## Data shown
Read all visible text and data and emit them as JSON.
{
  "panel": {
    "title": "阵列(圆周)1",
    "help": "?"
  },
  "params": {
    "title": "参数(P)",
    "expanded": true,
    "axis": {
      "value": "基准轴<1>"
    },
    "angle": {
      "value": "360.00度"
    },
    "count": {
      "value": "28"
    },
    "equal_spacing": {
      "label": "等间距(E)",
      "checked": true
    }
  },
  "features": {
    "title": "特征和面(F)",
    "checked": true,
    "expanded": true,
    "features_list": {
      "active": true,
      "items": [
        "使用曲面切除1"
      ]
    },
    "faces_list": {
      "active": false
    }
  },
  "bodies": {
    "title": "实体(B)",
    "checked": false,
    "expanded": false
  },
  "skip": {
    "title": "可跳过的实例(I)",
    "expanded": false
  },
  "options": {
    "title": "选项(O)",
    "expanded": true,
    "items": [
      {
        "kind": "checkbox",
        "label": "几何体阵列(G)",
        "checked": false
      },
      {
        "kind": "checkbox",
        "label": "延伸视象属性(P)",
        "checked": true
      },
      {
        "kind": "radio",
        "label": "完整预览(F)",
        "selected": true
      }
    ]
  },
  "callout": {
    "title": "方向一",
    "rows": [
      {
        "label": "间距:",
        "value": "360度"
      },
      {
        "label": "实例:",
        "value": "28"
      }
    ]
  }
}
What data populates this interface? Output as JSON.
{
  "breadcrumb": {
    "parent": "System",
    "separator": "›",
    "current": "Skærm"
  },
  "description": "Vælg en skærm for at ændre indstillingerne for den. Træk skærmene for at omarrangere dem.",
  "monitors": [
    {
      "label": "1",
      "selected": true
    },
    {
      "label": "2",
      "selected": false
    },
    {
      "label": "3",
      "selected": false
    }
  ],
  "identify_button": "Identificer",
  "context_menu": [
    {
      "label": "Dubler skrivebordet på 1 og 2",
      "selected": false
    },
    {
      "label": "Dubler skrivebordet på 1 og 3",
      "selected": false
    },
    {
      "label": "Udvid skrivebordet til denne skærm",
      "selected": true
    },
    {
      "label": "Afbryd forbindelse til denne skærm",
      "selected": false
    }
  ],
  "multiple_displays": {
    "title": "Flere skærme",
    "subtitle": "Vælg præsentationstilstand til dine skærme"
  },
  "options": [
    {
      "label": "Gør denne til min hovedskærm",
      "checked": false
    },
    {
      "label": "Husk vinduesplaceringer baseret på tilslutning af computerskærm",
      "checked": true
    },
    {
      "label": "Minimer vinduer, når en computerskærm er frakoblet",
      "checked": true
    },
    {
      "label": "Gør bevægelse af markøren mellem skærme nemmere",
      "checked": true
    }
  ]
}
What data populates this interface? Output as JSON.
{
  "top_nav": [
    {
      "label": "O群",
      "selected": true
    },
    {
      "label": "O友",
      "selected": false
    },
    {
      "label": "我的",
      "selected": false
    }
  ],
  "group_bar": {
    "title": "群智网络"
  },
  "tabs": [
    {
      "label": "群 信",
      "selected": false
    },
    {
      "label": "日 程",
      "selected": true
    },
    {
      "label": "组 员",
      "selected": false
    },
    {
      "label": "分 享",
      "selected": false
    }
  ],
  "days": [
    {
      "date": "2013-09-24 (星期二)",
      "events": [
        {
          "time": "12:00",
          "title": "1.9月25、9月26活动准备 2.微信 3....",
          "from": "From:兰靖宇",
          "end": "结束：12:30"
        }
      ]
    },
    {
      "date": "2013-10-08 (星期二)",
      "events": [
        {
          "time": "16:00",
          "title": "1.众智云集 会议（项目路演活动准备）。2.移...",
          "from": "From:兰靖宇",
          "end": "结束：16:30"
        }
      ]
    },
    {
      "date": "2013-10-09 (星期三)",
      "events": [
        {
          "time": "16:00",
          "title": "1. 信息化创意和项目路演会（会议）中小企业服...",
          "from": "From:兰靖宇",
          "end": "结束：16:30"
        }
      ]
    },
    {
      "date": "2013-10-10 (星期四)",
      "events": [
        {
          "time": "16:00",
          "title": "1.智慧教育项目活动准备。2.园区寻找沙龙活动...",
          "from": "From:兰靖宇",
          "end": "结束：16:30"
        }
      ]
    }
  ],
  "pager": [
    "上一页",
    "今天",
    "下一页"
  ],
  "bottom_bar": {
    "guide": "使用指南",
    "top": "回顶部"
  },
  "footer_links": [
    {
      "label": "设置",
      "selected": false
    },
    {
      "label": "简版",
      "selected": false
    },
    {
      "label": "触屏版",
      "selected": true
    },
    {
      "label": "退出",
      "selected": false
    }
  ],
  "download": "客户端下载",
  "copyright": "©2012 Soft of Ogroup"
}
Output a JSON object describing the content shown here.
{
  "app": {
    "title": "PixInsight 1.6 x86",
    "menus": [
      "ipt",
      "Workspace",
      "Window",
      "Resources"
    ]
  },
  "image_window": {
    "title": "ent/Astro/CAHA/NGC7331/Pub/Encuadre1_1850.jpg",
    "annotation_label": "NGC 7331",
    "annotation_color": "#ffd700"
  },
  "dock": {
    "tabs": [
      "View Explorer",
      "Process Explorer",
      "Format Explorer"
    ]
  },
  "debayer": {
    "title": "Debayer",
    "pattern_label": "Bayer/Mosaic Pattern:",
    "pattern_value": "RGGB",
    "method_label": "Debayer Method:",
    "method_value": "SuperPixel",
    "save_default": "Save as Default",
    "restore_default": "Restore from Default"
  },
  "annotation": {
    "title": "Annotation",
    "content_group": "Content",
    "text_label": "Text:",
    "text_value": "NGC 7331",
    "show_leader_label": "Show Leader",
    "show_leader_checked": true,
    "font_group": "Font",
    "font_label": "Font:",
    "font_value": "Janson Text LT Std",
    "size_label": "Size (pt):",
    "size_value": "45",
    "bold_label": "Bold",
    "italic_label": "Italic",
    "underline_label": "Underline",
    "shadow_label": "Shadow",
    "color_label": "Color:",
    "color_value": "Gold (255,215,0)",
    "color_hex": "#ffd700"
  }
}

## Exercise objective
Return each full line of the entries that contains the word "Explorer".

## Response box
      "View Explorer",
      "Process Explorer",
      "Format Explorer"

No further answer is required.